RECORDED INFORMATION ▸

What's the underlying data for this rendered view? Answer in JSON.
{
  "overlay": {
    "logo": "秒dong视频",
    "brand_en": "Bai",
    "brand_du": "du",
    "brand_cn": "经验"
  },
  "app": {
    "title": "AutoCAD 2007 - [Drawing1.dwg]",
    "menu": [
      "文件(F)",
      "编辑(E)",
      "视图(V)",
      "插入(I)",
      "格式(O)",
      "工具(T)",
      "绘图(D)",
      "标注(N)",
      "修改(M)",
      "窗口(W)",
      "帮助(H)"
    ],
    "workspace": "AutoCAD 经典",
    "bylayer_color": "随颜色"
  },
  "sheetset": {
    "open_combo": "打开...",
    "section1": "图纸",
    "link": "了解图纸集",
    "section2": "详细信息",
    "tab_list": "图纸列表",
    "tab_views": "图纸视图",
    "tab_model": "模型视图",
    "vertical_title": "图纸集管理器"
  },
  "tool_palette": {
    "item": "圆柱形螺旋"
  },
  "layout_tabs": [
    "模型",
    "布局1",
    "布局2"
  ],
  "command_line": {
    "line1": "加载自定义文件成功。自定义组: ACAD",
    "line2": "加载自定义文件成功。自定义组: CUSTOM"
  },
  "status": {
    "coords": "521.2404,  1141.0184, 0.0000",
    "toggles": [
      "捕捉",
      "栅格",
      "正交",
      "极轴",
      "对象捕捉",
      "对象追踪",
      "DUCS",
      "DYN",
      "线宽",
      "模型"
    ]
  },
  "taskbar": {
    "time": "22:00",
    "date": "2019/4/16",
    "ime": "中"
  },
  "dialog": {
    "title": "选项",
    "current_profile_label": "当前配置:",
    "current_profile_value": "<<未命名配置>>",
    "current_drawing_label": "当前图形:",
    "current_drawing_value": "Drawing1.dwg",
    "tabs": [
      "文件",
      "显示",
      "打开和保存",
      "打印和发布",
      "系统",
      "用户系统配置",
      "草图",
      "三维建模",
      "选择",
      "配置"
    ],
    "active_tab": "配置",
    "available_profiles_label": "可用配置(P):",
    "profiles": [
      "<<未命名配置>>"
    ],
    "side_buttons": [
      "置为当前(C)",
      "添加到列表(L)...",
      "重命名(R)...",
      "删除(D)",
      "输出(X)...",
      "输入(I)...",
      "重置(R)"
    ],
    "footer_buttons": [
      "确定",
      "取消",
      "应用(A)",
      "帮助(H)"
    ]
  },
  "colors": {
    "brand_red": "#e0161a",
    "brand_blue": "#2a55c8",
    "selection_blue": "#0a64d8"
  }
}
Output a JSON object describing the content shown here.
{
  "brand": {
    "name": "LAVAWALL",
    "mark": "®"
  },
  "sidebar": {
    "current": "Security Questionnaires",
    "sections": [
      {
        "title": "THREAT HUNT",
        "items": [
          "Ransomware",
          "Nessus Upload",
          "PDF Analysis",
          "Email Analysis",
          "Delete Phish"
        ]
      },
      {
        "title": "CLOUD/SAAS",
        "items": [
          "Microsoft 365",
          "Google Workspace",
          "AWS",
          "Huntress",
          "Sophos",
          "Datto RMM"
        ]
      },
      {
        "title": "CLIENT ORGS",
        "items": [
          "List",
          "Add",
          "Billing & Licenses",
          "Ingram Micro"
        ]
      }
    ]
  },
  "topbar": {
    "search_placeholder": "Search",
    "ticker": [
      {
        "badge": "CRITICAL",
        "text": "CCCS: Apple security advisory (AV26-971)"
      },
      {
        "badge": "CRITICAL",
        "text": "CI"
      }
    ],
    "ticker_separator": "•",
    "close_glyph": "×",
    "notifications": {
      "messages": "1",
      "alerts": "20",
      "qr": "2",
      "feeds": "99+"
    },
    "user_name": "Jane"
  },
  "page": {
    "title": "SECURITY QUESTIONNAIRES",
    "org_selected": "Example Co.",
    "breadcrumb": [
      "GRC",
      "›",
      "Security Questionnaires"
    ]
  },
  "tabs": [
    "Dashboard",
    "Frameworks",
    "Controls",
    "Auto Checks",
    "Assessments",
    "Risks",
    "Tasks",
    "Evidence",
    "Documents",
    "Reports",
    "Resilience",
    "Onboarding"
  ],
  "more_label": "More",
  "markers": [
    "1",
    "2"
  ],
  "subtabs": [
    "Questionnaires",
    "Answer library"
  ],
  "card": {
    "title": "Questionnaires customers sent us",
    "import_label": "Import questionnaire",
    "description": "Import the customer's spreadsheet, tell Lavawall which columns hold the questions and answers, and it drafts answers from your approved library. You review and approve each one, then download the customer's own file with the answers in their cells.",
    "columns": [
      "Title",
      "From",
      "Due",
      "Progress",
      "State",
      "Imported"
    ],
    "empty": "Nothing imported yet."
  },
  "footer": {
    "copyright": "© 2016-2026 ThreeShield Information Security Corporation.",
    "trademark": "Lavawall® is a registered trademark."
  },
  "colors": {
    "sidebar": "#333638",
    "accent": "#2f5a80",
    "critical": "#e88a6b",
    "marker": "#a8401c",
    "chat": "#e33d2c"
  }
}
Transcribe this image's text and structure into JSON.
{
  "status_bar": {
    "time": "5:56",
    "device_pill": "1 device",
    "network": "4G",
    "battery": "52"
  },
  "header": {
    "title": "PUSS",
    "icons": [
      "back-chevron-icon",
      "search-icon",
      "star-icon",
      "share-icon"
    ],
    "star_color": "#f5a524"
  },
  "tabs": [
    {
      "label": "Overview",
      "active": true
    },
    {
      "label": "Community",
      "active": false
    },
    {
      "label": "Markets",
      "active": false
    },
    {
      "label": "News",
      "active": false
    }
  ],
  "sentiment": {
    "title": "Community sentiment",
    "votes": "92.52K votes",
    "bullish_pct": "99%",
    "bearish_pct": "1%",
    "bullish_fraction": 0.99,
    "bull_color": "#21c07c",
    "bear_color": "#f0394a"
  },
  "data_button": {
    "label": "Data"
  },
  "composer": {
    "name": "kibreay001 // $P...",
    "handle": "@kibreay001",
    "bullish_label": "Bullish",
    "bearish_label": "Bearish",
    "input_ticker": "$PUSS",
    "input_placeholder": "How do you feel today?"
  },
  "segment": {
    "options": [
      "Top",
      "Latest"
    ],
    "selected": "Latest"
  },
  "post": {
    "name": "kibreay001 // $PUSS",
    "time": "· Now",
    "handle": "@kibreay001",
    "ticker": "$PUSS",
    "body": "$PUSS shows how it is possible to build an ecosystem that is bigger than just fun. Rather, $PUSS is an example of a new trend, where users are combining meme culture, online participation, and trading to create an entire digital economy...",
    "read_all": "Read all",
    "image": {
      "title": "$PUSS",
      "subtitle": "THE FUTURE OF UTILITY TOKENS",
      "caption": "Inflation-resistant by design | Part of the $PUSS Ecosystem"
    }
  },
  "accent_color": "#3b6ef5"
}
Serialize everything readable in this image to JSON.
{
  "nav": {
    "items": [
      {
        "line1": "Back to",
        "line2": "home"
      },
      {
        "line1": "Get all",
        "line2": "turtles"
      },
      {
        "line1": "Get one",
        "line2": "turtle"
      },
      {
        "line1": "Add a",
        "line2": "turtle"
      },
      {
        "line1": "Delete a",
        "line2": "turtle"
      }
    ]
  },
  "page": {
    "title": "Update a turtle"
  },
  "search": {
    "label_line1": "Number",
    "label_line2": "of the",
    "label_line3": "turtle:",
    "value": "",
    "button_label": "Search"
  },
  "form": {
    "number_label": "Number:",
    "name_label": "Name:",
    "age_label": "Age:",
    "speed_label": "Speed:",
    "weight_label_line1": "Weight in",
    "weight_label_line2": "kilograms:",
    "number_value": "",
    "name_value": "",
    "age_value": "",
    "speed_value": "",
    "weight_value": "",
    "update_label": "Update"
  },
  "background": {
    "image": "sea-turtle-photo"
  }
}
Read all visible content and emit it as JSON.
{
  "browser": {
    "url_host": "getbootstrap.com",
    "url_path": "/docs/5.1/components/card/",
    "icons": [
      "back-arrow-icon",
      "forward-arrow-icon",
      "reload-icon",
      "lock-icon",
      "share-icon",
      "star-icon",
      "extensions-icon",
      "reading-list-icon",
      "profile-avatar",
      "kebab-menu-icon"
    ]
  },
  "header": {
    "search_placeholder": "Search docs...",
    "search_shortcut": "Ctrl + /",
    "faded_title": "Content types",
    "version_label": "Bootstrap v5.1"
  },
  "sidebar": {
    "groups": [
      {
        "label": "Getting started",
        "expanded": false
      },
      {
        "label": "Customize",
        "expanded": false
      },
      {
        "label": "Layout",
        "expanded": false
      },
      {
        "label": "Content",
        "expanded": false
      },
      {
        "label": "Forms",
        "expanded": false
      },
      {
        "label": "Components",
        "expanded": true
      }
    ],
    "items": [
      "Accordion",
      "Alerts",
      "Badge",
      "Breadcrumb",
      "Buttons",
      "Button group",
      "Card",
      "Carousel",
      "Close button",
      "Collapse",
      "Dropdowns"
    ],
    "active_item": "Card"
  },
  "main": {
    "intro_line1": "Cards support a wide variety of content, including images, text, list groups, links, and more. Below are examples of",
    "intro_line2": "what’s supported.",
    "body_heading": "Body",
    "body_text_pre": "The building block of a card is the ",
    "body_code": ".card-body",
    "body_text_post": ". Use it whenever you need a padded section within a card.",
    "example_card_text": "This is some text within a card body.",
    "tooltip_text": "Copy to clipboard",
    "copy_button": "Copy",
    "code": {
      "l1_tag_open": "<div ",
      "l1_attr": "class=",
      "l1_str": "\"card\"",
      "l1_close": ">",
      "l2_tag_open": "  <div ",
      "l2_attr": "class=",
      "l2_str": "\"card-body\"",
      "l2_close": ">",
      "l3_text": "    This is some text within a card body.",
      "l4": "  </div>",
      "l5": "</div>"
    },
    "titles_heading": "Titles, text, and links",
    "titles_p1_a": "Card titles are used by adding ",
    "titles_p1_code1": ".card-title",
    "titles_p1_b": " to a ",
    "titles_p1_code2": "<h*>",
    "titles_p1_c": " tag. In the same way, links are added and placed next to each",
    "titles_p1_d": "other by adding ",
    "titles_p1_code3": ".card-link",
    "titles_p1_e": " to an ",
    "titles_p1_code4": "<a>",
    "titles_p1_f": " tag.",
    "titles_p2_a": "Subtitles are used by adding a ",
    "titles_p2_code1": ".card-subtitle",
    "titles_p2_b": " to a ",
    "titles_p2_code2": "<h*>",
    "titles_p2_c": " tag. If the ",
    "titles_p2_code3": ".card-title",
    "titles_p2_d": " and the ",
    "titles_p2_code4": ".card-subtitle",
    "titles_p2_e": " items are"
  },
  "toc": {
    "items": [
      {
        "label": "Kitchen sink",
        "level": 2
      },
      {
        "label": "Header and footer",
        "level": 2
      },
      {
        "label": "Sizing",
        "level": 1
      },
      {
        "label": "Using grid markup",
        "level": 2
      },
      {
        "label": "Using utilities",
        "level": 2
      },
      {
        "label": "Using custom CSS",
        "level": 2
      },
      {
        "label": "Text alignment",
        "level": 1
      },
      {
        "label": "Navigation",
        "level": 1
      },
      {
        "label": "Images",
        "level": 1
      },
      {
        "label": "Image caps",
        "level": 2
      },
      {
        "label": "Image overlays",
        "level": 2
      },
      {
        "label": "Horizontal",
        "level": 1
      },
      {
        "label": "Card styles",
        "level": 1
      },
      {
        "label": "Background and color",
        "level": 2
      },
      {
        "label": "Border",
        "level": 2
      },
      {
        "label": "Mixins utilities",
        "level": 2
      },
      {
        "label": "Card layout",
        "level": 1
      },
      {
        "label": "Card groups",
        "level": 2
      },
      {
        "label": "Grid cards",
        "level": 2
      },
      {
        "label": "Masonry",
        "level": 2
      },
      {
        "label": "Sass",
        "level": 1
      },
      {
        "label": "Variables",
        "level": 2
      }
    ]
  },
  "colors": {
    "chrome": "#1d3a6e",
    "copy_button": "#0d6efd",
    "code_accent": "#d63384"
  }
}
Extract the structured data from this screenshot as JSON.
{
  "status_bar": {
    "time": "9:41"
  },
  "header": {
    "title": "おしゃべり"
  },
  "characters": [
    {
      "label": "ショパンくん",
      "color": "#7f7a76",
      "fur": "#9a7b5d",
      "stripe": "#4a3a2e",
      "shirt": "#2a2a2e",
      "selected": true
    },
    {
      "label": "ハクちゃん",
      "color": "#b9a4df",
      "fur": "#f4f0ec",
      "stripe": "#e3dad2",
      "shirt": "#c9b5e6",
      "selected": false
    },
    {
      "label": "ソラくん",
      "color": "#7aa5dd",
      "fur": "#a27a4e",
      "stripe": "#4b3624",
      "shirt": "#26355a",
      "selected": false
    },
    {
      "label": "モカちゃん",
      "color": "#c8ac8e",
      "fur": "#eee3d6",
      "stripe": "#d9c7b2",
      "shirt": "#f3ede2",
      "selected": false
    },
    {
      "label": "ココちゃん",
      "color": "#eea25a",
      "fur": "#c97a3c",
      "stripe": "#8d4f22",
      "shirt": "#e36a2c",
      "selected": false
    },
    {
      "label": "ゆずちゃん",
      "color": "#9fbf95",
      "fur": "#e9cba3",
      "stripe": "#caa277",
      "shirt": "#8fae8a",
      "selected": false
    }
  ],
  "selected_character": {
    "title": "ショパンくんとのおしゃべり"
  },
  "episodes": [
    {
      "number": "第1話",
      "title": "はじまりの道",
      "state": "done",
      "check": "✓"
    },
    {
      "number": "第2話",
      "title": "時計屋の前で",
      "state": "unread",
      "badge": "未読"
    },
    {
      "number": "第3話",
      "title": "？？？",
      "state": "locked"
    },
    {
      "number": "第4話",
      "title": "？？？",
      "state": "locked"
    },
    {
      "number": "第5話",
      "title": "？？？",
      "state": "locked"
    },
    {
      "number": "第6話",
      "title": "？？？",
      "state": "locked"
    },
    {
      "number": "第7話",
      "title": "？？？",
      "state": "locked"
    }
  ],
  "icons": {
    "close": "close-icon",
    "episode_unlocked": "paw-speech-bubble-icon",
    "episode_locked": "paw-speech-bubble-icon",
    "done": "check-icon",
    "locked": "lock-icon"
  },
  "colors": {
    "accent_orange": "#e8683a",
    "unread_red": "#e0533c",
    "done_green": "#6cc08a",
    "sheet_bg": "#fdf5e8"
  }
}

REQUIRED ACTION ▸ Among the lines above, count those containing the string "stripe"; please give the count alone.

ANSWER TO THE EXERCISE ▸ 6